What you should do: Copy out the entire listing below exactly, but without its pictures.

⁂

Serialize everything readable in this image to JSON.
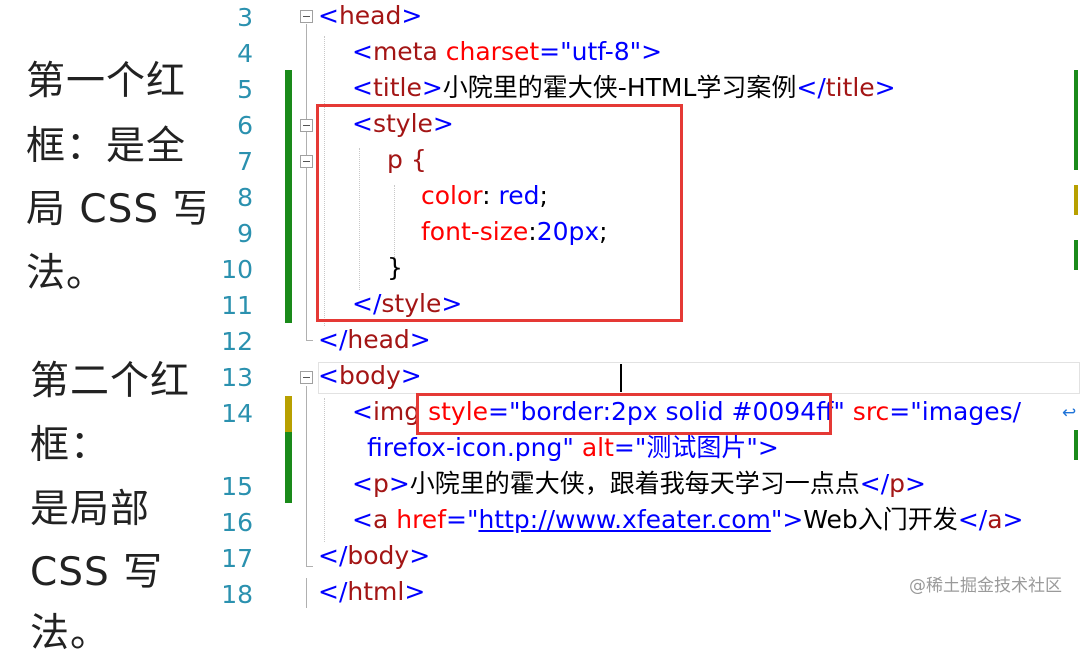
{
  "notes": {
    "line1": "第一个红",
    "line2": "框：是全",
    "line3": "局 CSS 写",
    "line4": "法。",
    "line5": "第二个红",
    "line6": "框：",
    "line7": "是局部",
    "line8": "CSS 写",
    "line9": "法。"
  },
  "editor": {
    "line_numbers": [
      "3",
      "4",
      "5",
      "6",
      "7",
      "8",
      "9",
      "10",
      "11",
      "12",
      "13",
      "14",
      "15",
      "16",
      "17",
      "18"
    ],
    "code": {
      "l3_tag": "head",
      "l4_tag": "meta",
      "l4_attr": "charset",
      "l4_val": "\"utf-8\"",
      "l5_tag_open": "title",
      "l5_text": "小院里的霍大侠-HTML学习案例",
      "l5_tag_close": "title",
      "l6_tag": "style",
      "l7_selector": "p {",
      "l8_prop": "color",
      "l8_val": "red",
      "l9_prop": "font-size",
      "l9_val": "20px",
      "l10_brace": "}",
      "l11_tag": "style",
      "l12_tag": "head",
      "l13_tag": "body",
      "l14_tag": "img",
      "l14_attr1": "style",
      "l14_val1_a": "\"border",
      "l14_val1_b": ":2px solid #0094ff\"",
      "l14_attr2": "src",
      "l14_val2": "\"images/",
      "l14b_val2": "firefox-icon.png\"",
      "l14b_attr3": "alt",
      "l14b_val3": "\"测试图片\"",
      "l15_tag_open": "p",
      "l15_text": "小院里的霍大侠，跟着我每天学习一点点",
      "l15_tag_close": "p",
      "l16_tag": "a",
      "l16_attr": "href",
      "l16_url": "http://www.xfeater.com",
      "l16_text": "Web入门开发",
      "l16_tag_close": "a",
      "l17_tag": "body",
      "l18_tag": "html"
    }
  },
  "watermark": "@稀土掘金技术社区",
  "colors": {
    "tag": "#a31515",
    "bracket": "#0000ff",
    "attribute": "#ff0000",
    "value": "#0000ff",
    "highlight_box": "#e53935",
    "line_number": "#2b91af",
    "change_saved": "#1a8a1a",
    "change_unsaved": "#b8a000"
  }
}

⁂

Exercise result:
Serialize everything readable in this image to JSON.
{
  "notes": {
    "line1": "第一个红",
    "line2": "框：是全",
    "line3": "局 CSS 写",
    "line4": "法。",
    "line5": "第二个红",
    "line6": "框：",
    "line7": "是局部",
    "line8": "CSS 写",
    "line9": "法。"
  },
  "editor": {
    "line_numbers": [
      "3",
      "4",
      "5",
      "6",
      "7",
      "8",
      "9",
      "10",
      "11",
      "12",
      "13",
      "14",
      "15",
      "16",
      "17",
      "18"
    ],
    "code": {
      "l3_tag": "head",
      "l4_tag": "meta",
      "l4_attr": "charset",
      "l4_val": "\"utf-8\"",
      "l5_tag_open": "title",
      "l5_text": "小院里的霍大侠-HTML学习案例",
      "l5_tag_close": "title",
      "l6_tag": "style",
      "l7_selector": "p {",
      "l8_prop": "color",
      "l8_val": "red",
      "l9_prop": "font-size",
      "l9_val": "20px",
      "l10_brace": "}",
      "l11_tag": "style",
      "l12_tag": "head",
      "l13_tag": "body",
      "l14_tag": "img",
      "l14_attr1": "style",
      "l14_val1_a": "\"border",
      "l14_val1_b": ":2px solid #0094ff\"",
      "l14_attr2": "src",
      "l14_val2": "\"images/",
      "l14b_val2": "firefox-icon.png\"",
      "l14b_attr3": "alt",
      "l14b_val3": "\"测试图片\"",
      "l15_tag_open": "p",
      "l15_text": "小院里的霍大侠，跟着我每天学习一点点",
      "l15_tag_close": "p",
      "l16_tag": "a",
      "l16_attr": "href",
      "l16_url": "http://www.xfeater.com",
      "l16_text": "Web入门开发",
      "l16_tag_close": "a",
      "l17_tag": "body",
      "l18_tag": "html"
    }
  },
  "watermark": "@稀土掘金技术社区",
  "colors": {
    "tag": "#a31515",
    "bracket": "#0000ff",
    "attribute": "#ff0000",
    "value": "#0000ff",
    "highlight_box": "#e53935",
    "line_number": "#2b91af",
    "change_saved": "#1a8a1a",
    "change_unsaved": "#b8a000"
  }
}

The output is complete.